Exercise prompt =
How many lines in the records below contain the word "JSON"? Answer with the number and nothing else.

Website and app data records:
%%
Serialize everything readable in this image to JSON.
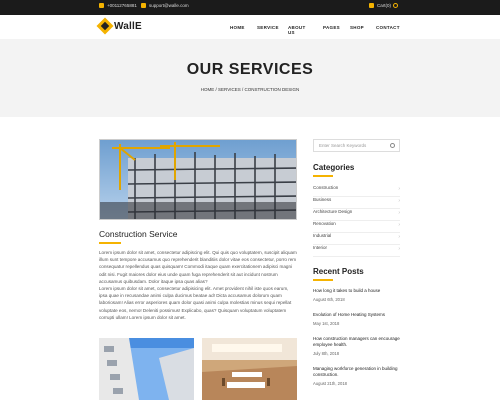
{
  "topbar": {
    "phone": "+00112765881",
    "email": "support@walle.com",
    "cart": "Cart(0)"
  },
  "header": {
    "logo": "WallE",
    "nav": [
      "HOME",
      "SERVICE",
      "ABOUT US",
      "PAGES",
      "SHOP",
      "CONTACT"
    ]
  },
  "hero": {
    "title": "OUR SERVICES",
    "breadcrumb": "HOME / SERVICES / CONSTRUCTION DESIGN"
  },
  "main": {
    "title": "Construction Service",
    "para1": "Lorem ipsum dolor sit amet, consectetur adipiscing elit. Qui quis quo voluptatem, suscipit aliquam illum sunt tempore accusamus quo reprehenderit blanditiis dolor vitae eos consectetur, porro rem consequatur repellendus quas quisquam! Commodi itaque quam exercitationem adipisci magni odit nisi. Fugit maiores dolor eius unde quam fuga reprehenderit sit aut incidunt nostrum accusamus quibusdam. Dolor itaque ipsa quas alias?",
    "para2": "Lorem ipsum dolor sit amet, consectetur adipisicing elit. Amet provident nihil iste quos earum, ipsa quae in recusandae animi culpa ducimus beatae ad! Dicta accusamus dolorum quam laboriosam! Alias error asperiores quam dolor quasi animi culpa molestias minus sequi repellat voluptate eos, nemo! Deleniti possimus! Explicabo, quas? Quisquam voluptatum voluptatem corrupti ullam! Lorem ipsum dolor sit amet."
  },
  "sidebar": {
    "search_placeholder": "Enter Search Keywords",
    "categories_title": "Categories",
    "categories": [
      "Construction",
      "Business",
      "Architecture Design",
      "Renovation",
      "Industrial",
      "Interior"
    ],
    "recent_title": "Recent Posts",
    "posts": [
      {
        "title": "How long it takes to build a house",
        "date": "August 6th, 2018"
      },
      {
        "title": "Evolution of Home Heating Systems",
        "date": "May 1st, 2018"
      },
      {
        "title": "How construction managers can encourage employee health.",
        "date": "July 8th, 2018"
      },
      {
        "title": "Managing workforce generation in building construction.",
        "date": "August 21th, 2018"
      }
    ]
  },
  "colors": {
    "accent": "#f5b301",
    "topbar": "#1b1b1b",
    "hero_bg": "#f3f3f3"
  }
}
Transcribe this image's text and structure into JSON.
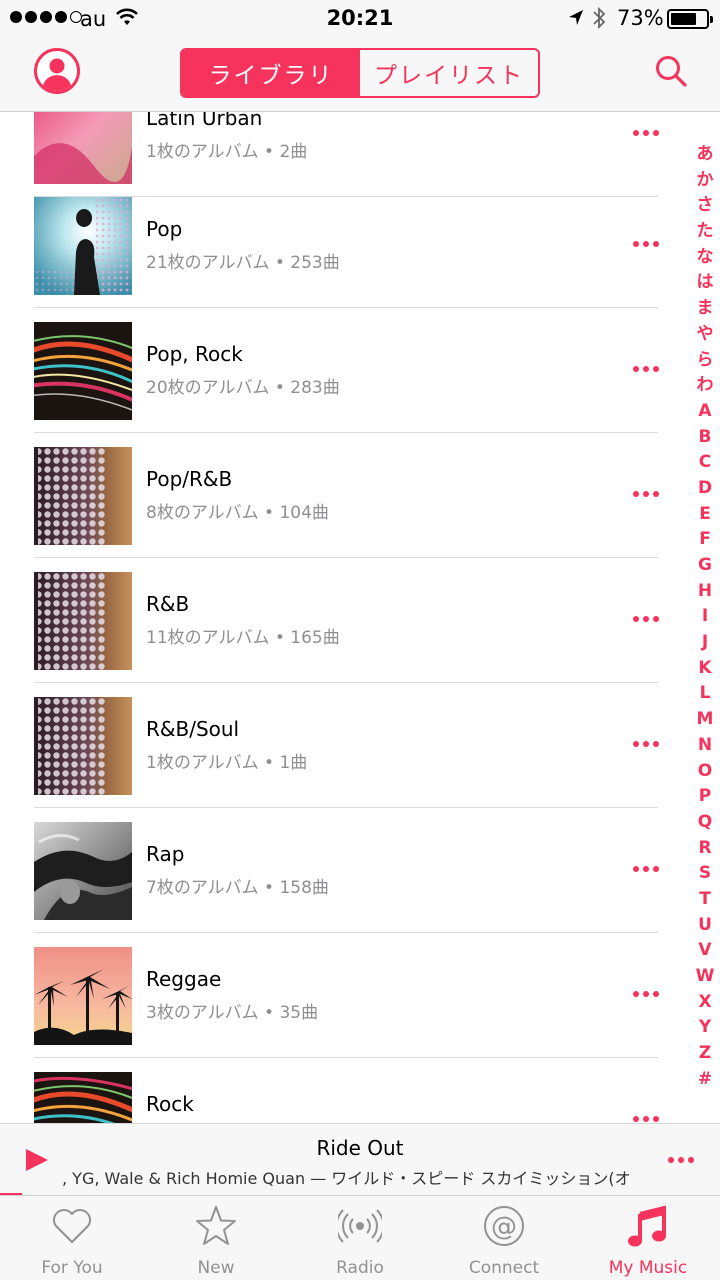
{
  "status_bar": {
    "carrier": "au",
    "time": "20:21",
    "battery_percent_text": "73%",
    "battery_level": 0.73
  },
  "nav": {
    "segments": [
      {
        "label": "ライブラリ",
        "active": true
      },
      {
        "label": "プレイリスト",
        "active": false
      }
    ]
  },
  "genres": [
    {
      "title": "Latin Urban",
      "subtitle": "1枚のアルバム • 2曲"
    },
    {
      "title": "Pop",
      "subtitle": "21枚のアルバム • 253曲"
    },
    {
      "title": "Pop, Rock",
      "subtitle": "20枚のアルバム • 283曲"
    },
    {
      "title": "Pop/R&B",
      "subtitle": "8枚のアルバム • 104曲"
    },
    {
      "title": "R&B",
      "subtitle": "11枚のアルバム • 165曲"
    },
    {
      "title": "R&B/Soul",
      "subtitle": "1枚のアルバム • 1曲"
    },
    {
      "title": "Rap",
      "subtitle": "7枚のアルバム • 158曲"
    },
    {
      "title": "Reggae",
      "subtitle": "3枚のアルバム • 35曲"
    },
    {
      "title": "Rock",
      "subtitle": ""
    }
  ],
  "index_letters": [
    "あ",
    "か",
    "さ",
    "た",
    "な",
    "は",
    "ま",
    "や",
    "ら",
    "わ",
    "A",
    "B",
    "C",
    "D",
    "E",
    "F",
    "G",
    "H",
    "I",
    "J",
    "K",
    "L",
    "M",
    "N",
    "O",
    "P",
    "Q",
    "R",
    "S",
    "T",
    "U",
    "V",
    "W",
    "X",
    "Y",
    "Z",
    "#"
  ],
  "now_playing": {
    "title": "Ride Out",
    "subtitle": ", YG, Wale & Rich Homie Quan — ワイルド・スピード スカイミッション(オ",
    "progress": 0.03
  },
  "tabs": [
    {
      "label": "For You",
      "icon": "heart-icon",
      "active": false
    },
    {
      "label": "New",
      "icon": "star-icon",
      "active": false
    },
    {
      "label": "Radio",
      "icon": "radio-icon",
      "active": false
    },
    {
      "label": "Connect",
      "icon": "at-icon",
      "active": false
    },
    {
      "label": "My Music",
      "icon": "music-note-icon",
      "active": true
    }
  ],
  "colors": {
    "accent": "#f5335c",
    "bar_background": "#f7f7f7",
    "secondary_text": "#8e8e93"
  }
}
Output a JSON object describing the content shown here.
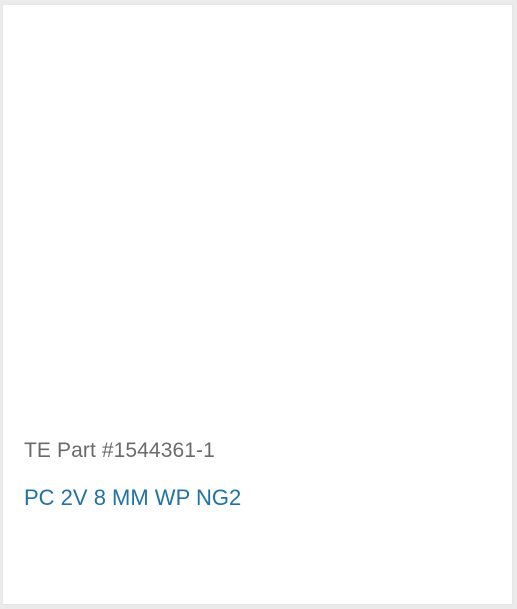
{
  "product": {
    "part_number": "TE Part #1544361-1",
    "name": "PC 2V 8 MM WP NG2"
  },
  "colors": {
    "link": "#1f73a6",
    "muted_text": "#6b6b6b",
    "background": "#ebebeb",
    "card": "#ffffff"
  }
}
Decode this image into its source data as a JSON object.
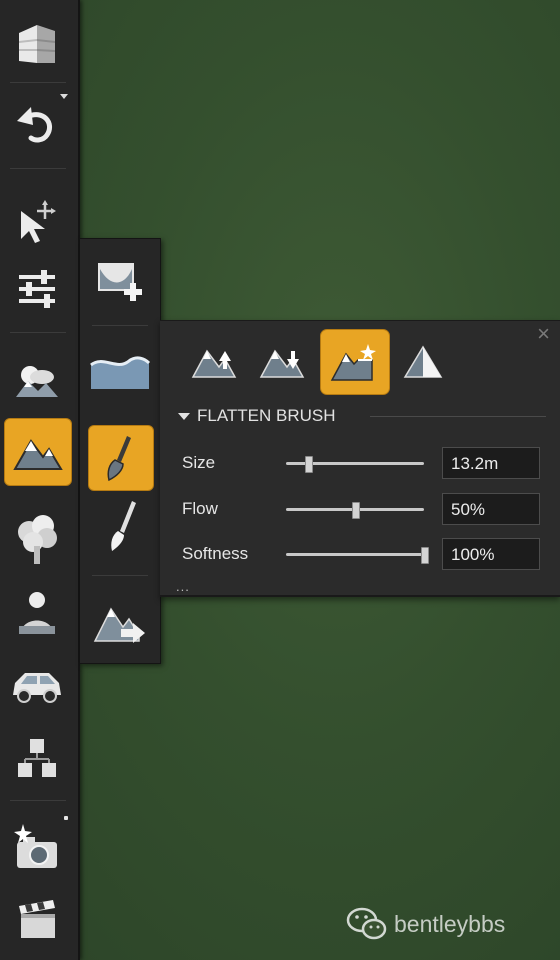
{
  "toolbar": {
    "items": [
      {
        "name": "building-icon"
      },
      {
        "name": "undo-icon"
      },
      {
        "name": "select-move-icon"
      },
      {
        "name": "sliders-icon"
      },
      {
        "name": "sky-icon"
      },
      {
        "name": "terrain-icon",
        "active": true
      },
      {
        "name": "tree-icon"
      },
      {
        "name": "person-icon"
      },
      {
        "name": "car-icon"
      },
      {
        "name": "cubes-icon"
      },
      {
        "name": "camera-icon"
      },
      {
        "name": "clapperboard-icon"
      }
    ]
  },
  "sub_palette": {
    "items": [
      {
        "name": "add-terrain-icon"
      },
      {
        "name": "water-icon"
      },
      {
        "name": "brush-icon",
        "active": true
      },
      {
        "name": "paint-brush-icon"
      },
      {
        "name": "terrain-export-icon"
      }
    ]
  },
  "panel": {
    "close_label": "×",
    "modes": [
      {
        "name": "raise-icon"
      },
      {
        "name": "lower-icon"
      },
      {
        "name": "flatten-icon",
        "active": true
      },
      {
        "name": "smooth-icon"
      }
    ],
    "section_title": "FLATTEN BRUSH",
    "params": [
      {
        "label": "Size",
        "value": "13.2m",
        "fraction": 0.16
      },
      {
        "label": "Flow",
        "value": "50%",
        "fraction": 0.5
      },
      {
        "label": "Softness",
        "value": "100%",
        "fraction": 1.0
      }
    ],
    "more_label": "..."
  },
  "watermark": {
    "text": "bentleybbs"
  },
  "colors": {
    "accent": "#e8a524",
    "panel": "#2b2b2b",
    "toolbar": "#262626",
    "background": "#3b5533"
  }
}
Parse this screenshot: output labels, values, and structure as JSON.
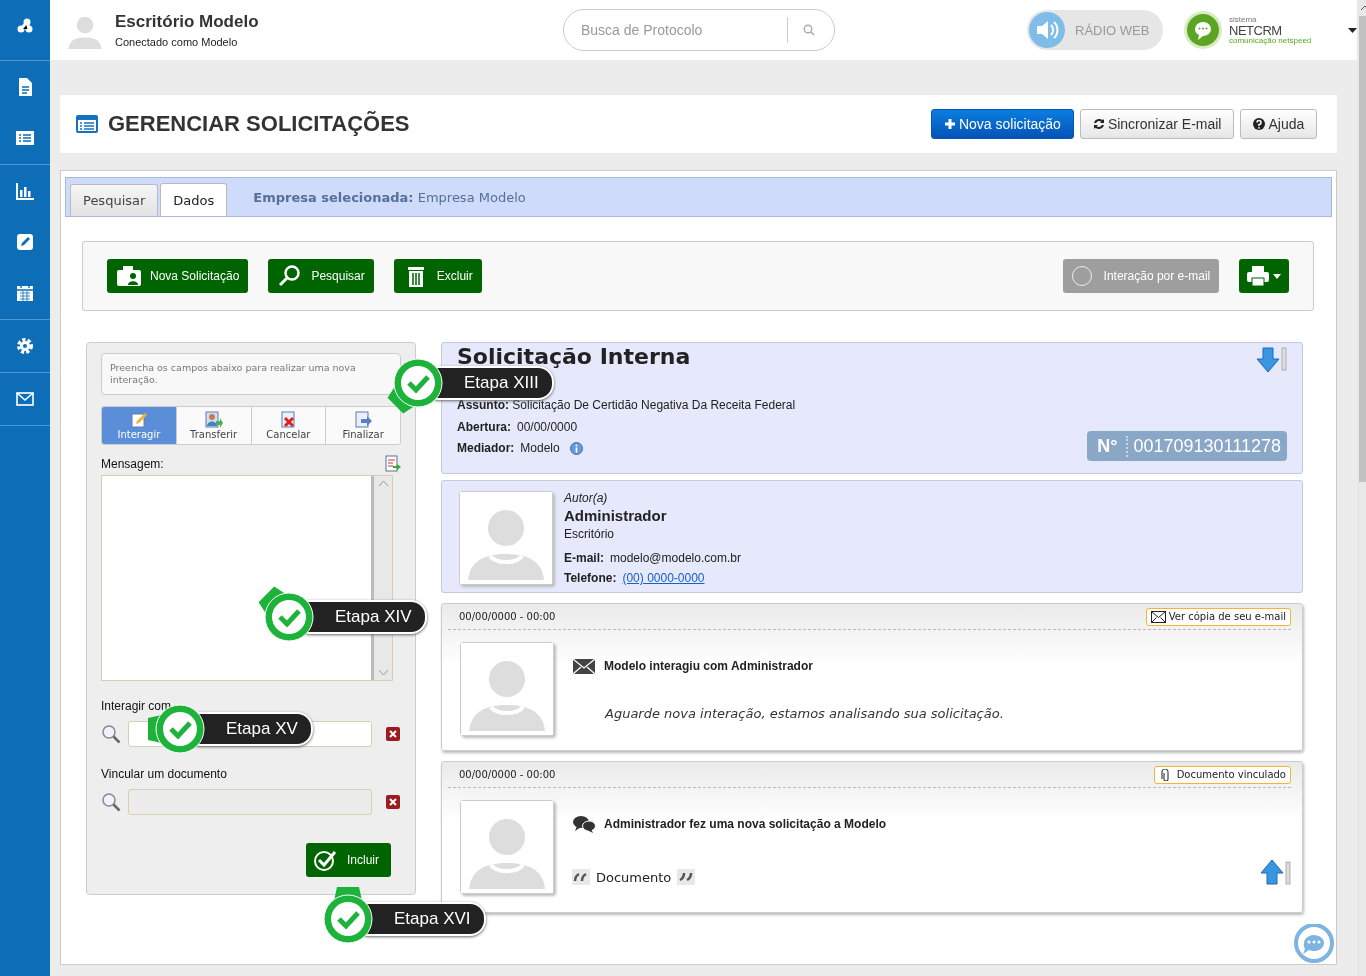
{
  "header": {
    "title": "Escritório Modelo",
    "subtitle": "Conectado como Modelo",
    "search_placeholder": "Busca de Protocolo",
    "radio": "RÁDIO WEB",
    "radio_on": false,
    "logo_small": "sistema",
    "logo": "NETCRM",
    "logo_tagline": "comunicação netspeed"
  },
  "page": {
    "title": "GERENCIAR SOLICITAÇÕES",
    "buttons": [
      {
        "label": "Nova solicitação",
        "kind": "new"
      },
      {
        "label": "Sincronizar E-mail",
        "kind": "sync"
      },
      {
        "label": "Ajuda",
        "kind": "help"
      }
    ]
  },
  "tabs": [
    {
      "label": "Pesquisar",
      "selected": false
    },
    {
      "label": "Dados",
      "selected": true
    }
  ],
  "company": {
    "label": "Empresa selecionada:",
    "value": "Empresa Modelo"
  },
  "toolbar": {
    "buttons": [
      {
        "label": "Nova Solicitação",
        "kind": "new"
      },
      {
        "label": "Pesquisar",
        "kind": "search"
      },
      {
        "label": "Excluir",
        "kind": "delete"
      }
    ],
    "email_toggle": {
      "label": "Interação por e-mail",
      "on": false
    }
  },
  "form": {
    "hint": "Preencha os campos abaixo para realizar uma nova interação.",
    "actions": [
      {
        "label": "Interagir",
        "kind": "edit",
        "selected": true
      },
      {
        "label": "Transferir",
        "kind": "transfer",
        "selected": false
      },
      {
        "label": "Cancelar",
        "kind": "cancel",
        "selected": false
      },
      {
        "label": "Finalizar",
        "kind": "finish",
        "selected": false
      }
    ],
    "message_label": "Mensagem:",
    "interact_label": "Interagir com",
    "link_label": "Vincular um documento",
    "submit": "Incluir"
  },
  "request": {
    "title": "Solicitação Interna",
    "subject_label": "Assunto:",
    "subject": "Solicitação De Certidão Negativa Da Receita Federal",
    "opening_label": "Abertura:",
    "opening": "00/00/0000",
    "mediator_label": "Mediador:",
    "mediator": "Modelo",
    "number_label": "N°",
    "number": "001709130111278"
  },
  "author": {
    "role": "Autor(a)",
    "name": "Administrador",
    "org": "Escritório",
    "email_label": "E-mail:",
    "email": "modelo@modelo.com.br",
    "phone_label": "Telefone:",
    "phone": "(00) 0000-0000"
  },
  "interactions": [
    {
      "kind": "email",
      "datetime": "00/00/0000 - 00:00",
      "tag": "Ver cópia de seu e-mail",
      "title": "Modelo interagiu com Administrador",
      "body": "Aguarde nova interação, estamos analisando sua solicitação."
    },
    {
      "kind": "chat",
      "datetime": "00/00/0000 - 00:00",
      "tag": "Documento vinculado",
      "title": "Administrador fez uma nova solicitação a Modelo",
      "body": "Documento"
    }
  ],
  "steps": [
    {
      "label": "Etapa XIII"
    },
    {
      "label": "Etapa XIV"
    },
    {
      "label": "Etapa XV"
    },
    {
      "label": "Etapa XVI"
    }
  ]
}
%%
Task result =
5